Tribute to a World Statesman

After the A and B components have been mixed, the liquid rubber is poured into the molding box in a thin stream until it completely covers the head.

Before he could begin working on the bust, though, Rucker had to receive permission from the Nelson Mandela Foundation. The project was also sponsored by the Bavarian State Chancellery as part of the bilateral relations between the Free State of Bavaria and the Western Cape province. Anglo Platinum, a mine operator in South Africa, agreed to provide the precious platinum, which was then covered by Mannheimer Versicherung, an insurer. Staatliche Porzellanmanufaktur Meissen, a porcelain manufacturer, came on board to make the porcelain bust. Finally, the platinum welding device was provided by Alpha Laser, Puchheim near Munich, while Wacker Chemie AG provided the silicone for molding the bust.

Rucker also presented his project to the General Consulate of South Africa in Munich. In January 2010, he flew to Pretoria with no more than a single telephone number in his notebook, and three days later found himself sitting in the living room of the South African President, Jacob Zuma. “Hi, I'm Jacob - Welcome to South Africa” is how Zuma greeted him the first time, recalls Rucker, looking at the photograph of the meeting.

Vision of an Icon

Shortly after, he was invited by the Mandela family to the civil rights icon's birth-place and private home in Mvezo, Eastern Cape. There, he sat for hours with the nephew, Chief Mandla Mandela, discussing the future home for the bust.
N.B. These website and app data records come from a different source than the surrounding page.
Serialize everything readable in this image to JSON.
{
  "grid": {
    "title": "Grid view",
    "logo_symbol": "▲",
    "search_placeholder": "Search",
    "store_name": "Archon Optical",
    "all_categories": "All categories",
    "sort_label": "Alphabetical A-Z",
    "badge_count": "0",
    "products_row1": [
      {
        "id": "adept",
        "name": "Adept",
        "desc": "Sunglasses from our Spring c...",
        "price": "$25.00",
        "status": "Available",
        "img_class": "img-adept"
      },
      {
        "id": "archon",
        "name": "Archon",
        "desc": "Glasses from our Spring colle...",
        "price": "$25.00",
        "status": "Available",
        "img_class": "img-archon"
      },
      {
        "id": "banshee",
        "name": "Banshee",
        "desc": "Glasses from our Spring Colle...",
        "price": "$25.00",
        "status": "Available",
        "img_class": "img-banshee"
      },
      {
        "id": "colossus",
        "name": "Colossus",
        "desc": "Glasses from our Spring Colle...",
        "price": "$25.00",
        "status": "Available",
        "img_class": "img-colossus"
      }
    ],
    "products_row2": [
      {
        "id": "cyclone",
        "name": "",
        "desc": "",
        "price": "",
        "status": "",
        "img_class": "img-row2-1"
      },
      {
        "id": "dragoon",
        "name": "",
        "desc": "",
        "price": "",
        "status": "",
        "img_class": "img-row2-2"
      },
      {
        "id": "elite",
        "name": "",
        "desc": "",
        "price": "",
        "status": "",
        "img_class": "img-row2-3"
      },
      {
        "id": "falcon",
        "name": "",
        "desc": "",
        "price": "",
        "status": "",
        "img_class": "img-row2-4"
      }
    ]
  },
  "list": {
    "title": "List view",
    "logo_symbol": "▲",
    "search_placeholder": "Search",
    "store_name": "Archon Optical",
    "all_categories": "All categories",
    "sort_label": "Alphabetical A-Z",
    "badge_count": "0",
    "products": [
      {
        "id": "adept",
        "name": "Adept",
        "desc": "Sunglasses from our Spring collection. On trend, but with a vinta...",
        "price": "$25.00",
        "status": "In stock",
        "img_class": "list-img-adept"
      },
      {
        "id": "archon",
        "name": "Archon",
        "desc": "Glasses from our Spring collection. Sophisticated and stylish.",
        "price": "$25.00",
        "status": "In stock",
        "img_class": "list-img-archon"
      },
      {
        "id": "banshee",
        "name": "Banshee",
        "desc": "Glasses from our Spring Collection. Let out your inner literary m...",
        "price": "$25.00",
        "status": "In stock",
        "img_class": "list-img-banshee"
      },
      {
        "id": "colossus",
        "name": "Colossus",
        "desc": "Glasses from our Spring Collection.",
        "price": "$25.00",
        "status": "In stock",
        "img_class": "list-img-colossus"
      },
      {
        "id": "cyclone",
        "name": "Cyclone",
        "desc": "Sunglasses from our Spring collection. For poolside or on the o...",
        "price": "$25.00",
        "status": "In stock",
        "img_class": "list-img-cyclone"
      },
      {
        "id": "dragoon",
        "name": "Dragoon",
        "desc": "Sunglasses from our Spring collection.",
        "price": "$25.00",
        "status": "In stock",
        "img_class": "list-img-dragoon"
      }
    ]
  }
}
After that, Rucker spent a total of 14 months working on the life-size bust. At first, he thought to use recent 3D scans of the then 92-year-old freedom fighter – obtaining those was actually the purpose of his trip to South Africa – but he soon abandoned that idea. He decided instead to make a bust depicting Mandela at the pinnacle of his political career in the early 1990s. A photo of Mandela visiting his former prison cell on Robben Island, some twelve kilometers off the coast of Cape Town, shortly after his election as president in 1994 served as a template for innumerable sketches and drawings. The 4-square-meter cell is where Nelson Mandela spent the bulk of his 27 years in penal servitude as a political prisoner. For Tom Rucker, Mandela's thoughtful gaze out of the cell window epitomized the greatness of the South African statesman and what he intended to reproduce in the bust: Mandela's vision of reconciliation between racial groups, a reconciliation made credible by virtue of his own lifetime of suffering.

Three-Dimensional File

Using a special 3D software program, Rucker generated a three-dimensional file of Mandela's head from his sketches and drawings. Birmingham City University in England, where rapid prototyping a 3D printer - rather like an ink-jet printer - used the data file to build up an exact life-size copy of Mandela's head by printing layer upon layer of a wax-starch mixture in the space of several days. In this rapid-prototyping technique, a wax-starch mixture is built up additively in countless layers by a type of ink-jet printer to form a three-dimensional 1:1 copy of Nelson Mandela's head.

In the next step, which was by far the most time-consuming of the entire project, Rucker laser-welded the precise contours of Mandela's face out of 0.2-mm-thick platinum wire over the original wax-starch mold of the bust. Roughly 1.9 million microscopic laser-spots were necessary and Rucker sat six hours a day at his Alpha ALM 200 laser-welding machine in the cellar of his workshop. Overall, he spent eight months welding in total darkness.